### What needs to be done
Each record is to be printed again exactly, though not its pictures.

====================

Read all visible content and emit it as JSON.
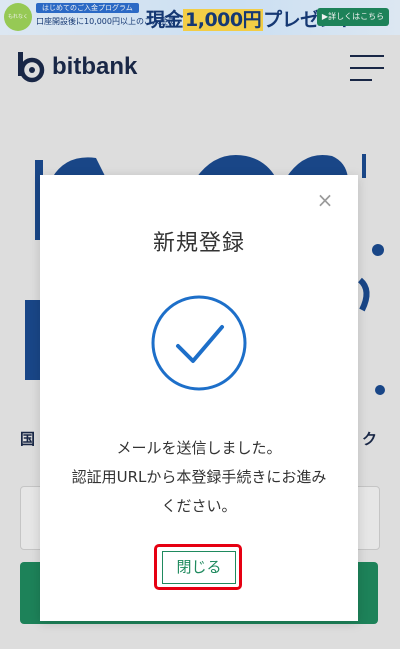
{
  "banner": {
    "badge": "もれなく",
    "line1": "はじめてのご入金プログラム",
    "line2": "口座開設後に10,000円以上のご入金で",
    "prize_prefix": "現金",
    "prize_amount": "1,000円",
    "prize_suffix": "プレゼント!",
    "detail_button": "▶詳しくはこちら"
  },
  "header": {
    "brand": "bitbank",
    "menu_icon": "hamburger-icon"
  },
  "background": {
    "hero_sub": "国",
    "hero_sub_right": "ク"
  },
  "modal": {
    "close_icon": "×",
    "title": "新規登録",
    "message_line1": "メールを送信しました。",
    "message_line2": "認証用URLから本登録手続きにお進み",
    "message_line3": "ください。",
    "close_button": "閉じる"
  },
  "colors": {
    "accent_green": "#1f8a5e",
    "check_blue": "#1d6fc9",
    "highlight_red": "#e60012",
    "brand_navy": "#1b2a4a"
  }
}
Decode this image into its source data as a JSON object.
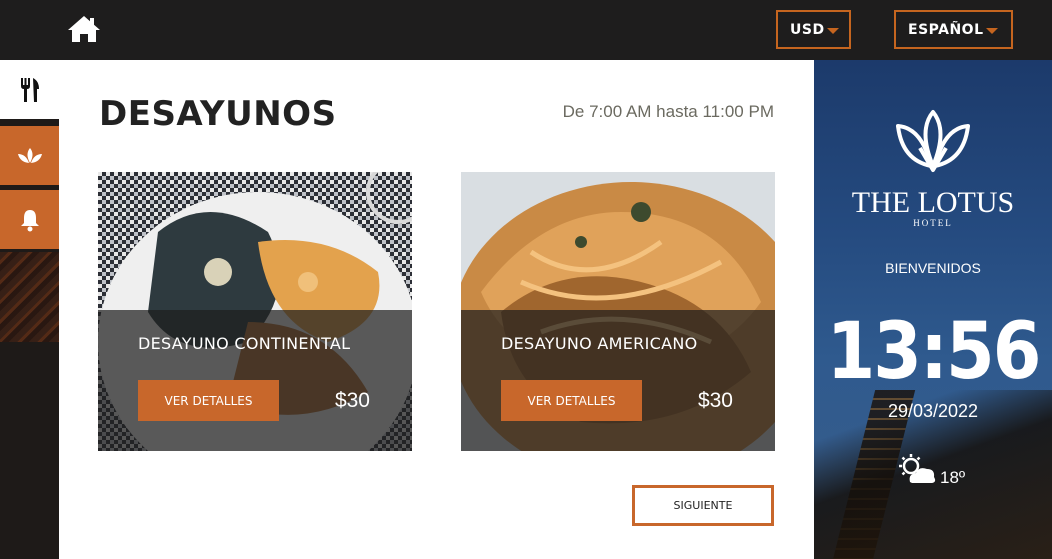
{
  "topbar": {
    "currency": "USD",
    "language": "ESPAÑOL"
  },
  "sidebar": {
    "items": [
      {
        "icon": "cutlery-icon",
        "active": true
      },
      {
        "icon": "lotus-icon",
        "active": false
      },
      {
        "icon": "bell-icon",
        "active": false
      }
    ]
  },
  "main": {
    "title": "DESAYUNOS",
    "schedule": "De 7:00 AM hasta 11:00 PM",
    "cards": [
      {
        "name": "DESAYUNO CONTINENTAL",
        "button": "VER DETALLES",
        "price": "$30"
      },
      {
        "name": "DESAYUNO AMERICANO",
        "button": "VER DETALLES",
        "price": "$30"
      }
    ],
    "next_button": "SIGUIENTE"
  },
  "hotel": {
    "brand": "THE LOTUS",
    "brand_sub": "HOTEL",
    "welcome": "BIENVENIDOS",
    "time": "13:56",
    "date": "29/03/2022",
    "temperature": "18º",
    "weather_icon": "partly-sunny-icon"
  },
  "colors": {
    "accent": "#c8672b",
    "topbar": "#1e1d1d",
    "panel": "#254b80"
  }
}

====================

### Answer to this exercise
Read all visible content and emit it as JSON.
{
  "banner": {
    "badge": "もれなく",
    "line1": "はじめてのご入金プログラム",
    "line2": "口座開設後に10,000円以上のご入金で",
    "prize_prefix": "現金",
    "prize_amount": "1,000円",
    "prize_suffix": "プレゼント!",
    "detail_button": "▶詳しくはこちら"
  },
  "header": {
    "brand": "bitbank",
    "menu_icon": "hamburger-icon"
  },
  "background": {
    "hero_sub": "国",
    "hero_sub_right": "ク"
  },
  "modal": {
    "close_icon": "×",
    "title": "新規登録",
    "message_line1": "メールを送信しました。",
    "message_line2": "認証用URLから本登録手続きにお進み",
    "message_line3": "ください。",
    "close_button": "閉じる"
  },
  "colors": {
    "accent_green": "#1f8a5e",
    "check_blue": "#1d6fc9",
    "highlight_red": "#e60012",
    "brand_navy": "#1b2a4a"
  }
}
Decode this image into its source data as a JSON object.
{
  "topbar": {
    "currency": "USD",
    "language": "ESPAÑOL"
  },
  "sidebar": {
    "items": [
      {
        "icon": "cutlery-icon",
        "active": true
      },
      {
        "icon": "lotus-icon",
        "active": false
      },
      {
        "icon": "bell-icon",
        "active": false
      }
    ]
  },
  "main": {
    "title": "DESAYUNOS",
    "schedule": "De 7:00 AM hasta 11:00 PM",
    "cards": [
      {
        "name": "DESAYUNO CONTINENTAL",
        "button": "VER DETALLES",
        "price": "$30"
      },
      {
        "name": "DESAYUNO AMERICANO",
        "button": "VER DETALLES",
        "price": "$30"
      }
    ],
    "next_button": "SIGUIENTE"
  },
  "hotel": {
    "brand": "THE LOTUS",
    "brand_sub": "HOTEL",
    "welcome": "BIENVENIDOS",
    "time": "13:56",
    "date": "29/03/2022",
    "temperature": "18º",
    "weather_icon": "partly-sunny-icon"
  },
  "colors": {
    "accent": "#c8672b",
    "topbar": "#1e1d1d",
    "panel": "#254b80"
  }
}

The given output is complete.